Your instructions — A word-for-word copy of the whole listing is the required answer.

Records shown —
____

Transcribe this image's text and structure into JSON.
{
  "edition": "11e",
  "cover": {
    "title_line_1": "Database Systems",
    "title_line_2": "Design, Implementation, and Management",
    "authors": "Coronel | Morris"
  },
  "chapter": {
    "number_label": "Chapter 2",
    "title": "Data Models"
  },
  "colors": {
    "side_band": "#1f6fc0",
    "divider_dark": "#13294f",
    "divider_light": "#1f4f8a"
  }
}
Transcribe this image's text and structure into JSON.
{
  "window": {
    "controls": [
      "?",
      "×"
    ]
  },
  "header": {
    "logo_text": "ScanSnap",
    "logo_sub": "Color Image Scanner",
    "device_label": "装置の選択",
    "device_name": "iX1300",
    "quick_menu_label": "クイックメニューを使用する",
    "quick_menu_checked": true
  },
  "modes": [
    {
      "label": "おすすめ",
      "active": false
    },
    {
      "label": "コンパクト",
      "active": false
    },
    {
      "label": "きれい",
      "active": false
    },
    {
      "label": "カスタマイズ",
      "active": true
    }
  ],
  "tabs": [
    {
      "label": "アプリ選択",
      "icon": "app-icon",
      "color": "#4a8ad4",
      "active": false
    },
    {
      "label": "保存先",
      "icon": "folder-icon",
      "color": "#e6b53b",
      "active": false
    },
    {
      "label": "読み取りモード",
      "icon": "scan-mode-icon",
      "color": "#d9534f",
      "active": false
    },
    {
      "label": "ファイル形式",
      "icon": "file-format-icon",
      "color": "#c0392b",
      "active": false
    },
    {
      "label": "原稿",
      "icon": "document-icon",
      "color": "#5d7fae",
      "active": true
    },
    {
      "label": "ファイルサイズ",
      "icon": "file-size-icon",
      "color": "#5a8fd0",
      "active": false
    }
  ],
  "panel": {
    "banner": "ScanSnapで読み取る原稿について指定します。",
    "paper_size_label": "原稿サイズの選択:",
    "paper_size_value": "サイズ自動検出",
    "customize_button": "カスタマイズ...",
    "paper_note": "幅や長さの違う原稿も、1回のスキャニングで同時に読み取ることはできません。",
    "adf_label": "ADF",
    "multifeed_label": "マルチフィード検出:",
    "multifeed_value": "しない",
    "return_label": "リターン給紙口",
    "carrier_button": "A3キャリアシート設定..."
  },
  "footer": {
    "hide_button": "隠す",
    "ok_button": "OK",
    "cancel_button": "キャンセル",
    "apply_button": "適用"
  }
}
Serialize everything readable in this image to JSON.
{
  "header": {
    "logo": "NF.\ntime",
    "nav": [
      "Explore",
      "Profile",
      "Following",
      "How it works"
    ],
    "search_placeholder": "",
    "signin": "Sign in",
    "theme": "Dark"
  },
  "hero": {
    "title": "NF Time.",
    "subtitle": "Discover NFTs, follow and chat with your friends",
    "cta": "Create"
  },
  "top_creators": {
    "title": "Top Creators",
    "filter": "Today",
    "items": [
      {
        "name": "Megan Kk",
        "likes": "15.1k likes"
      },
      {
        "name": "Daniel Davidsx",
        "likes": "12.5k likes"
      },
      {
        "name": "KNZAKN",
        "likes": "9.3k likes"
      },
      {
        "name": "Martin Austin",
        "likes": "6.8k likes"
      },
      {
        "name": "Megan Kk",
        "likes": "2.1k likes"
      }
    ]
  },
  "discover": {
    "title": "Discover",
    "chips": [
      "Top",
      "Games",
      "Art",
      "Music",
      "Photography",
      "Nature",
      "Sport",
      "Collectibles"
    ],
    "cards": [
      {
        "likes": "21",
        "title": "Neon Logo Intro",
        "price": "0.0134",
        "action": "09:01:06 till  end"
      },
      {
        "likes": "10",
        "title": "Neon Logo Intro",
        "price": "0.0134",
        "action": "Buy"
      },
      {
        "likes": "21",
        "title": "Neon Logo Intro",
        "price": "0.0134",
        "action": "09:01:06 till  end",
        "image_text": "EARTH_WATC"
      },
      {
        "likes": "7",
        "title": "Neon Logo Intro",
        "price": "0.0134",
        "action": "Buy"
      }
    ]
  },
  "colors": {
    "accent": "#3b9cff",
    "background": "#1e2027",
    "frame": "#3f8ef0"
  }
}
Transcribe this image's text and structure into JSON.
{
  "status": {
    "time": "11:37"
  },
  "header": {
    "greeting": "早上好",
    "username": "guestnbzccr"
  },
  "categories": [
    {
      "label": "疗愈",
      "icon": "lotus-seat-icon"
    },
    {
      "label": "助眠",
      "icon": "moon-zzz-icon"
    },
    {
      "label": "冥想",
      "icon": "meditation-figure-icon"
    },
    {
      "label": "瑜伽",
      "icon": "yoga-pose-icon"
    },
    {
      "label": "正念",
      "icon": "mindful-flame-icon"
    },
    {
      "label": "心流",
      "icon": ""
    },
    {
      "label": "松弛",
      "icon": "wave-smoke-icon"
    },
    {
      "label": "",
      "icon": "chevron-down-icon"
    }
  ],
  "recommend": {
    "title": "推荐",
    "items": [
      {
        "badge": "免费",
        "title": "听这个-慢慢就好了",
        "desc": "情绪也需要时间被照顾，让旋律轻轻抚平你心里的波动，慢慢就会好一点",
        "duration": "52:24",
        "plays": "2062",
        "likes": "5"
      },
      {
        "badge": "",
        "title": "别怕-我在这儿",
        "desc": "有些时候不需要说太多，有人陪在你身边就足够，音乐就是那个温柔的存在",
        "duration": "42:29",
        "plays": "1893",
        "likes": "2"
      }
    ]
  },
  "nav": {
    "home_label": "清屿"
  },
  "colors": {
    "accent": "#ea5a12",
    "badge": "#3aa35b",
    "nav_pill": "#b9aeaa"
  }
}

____

Output below —
Transcribe this image's text and structure into JSON.
{
  "edition": "11e",
  "cover": {
    "title_line_1": "Database Systems",
    "title_line_2": "Design, Implementation, and Management",
    "authors": "Coronel | Morris"
  },
  "chapter": {
    "number_label": "Chapter 2",
    "title": "Data Models"
  },
  "colors": {
    "side_band": "#1f6fc0",
    "divider_dark": "#13294f",
    "divider_light": "#1f4f8a"
  }
}
Transcribe this image's text and structure into JSON.
{
  "window": {
    "controls": [
      "?",
      "×"
    ]
  },
  "header": {
    "logo_text": "ScanSnap",
    "logo_sub": "Color Image Scanner",
    "device_label": "装置の選択",
    "device_name": "iX1300",
    "quick_menu_label": "クイックメニューを使用する",
    "quick_menu_checked": true
  },
  "modes": [
    {
      "label": "おすすめ",
      "active": false
    },
    {
      "label": "コンパクト",
      "active": false
    },
    {
      "label": "きれい",
      "active": false
    },
    {
      "label": "カスタマイズ",
      "active": true
    }
  ],
  "tabs": [
    {
      "label": "アプリ選択",
      "icon": "app-icon",
      "color": "#4a8ad4",
      "active": false
    },
    {
      "label": "保存先",
      "icon": "folder-icon",
      "color": "#e6b53b",
      "active": false
    },
    {
      "label": "読み取りモード",
      "icon": "scan-mode-icon",
      "color": "#d9534f",
      "active": false
    },
    {
      "label": "ファイル形式",
      "icon": "file-format-icon",
      "color": "#c0392b",
      "active": false
    },
    {
      "label": "原稿",
      "icon": "document-icon",
      "color": "#5d7fae",
      "active": true
    },
    {
      "label": "ファイルサイズ",
      "icon": "file-size-icon",
      "color": "#5a8fd0",
      "active": false
    }
  ],
  "panel": {
    "banner": "ScanSnapで読み取る原稿について指定します。",
    "paper_size_label": "原稿サイズの選択:",
    "paper_size_value": "サイズ自動検出",
    "customize_button": "カスタマイズ...",
    "paper_note": "幅や長さの違う原稿も、1回のスキャニングで同時に読み取ることはできません。",
    "adf_label": "ADF",
    "multifeed_label": "マルチフィード検出:",
    "multifeed_value": "しない",
    "return_label": "リターン給紙口",
    "carrier_button": "A3キャリアシート設定..."
  },
  "footer": {
    "hide_button": "隠す",
    "ok_button": "OK",
    "cancel_button": "キャンセル",
    "apply_button": "適用"
  }
}
Serialize everything readable in this image to JSON.
{
  "header": {
    "logo": "NF.\ntime",
    "nav": [
      "Explore",
      "Profile",
      "Following",
      "How it works"
    ],
    "search_placeholder": "",
    "signin": "Sign in",
    "theme": "Dark"
  },
  "hero": {
    "title": "NF Time.",
    "subtitle": "Discover NFTs, follow and chat with your friends",
    "cta": "Create"
  },
  "top_creators": {
    "title": "Top Creators",
    "filter": "Today",
    "items": [
      {
        "name": "Megan Kk",
        "likes": "15.1k likes"
      },
      {
        "name": "Daniel Davidsx",
        "likes": "12.5k likes"
      },
      {
        "name": "KNZAKN",
        "likes": "9.3k likes"
      },
      {
        "name": "Martin Austin",
        "likes": "6.8k likes"
      },
      {
        "name": "Megan Kk",
        "likes": "2.1k likes"
      }
    ]
  },
  "discover": {
    "title": "Discover",
    "chips": [
      "Top",
      "Games",
      "Art",
      "Music",
      "Photography",
      "Nature",
      "Sport",
      "Collectibles"
    ],
    "cards": [
      {
        "likes": "21",
        "title": "Neon Logo Intro",
        "price": "0.0134",
        "action": "09:01:06 till  end"
      },
      {
        "likes": "10",
        "title": "Neon Logo Intro",
        "price": "0.0134",
        "action": "Buy"
      },
      {
        "likes": "21",
        "title": "Neon Logo Intro",
        "price": "0.0134",
        "action": "09:01:06 till  end",
        "image_text": "EARTH_WATC"
      },
      {
        "likes": "7",
        "title": "Neon Logo Intro",
        "price": "0.0134",
        "action": "Buy"
      }
    ]
  },
  "colors": {
    "accent": "#3b9cff",
    "background": "#1e2027",
    "frame": "#3f8ef0"
  }
}
Transcribe this image's text and structure into JSON.
{
  "status": {
    "time": "11:37"
  },
  "header": {
    "greeting": "早上好",
    "username": "guestnbzccr"
  },
  "categories": [
    {
      "label": "疗愈",
      "icon": "lotus-seat-icon"
    },
    {
      "label": "助眠",
      "icon": "moon-zzz-icon"
    },
    {
      "label": "冥想",
      "icon": "meditation-figure-icon"
    },
    {
      "label": "瑜伽",
      "icon": "yoga-pose-icon"
    },
    {
      "label": "正念",
      "icon": "mindful-flame-icon"
    },
    {
      "label": "心流",
      "icon": ""
    },
    {
      "label": "松弛",
      "icon": "wave-smoke-icon"
    },
    {
      "label": "",
      "icon": "chevron-down-icon"
    }
  ],
  "recommend": {
    "title": "推荐",
    "items": [
      {
        "badge": "免费",
        "title": "听这个-慢慢就好了",
        "desc": "情绪也需要时间被照顾，让旋律轻轻抚平你心里的波动，慢慢就会好一点",
        "duration": "52:24",
        "plays": "2062",
        "likes": "5"
      },
      {
        "badge": "",
        "title": "别怕-我在这儿",
        "desc": "有些时候不需要说太多，有人陪在你身边就足够，音乐就是那个温柔的存在",
        "duration": "42:29",
        "plays": "1893",
        "likes": "2"
      }
    ]
  },
  "nav": {
    "home_label": "清屿"
  },
  "colors": {
    "accent": "#ea5a12",
    "badge": "#3aa35b",
    "nav_pill": "#b9aeaa"
  }
}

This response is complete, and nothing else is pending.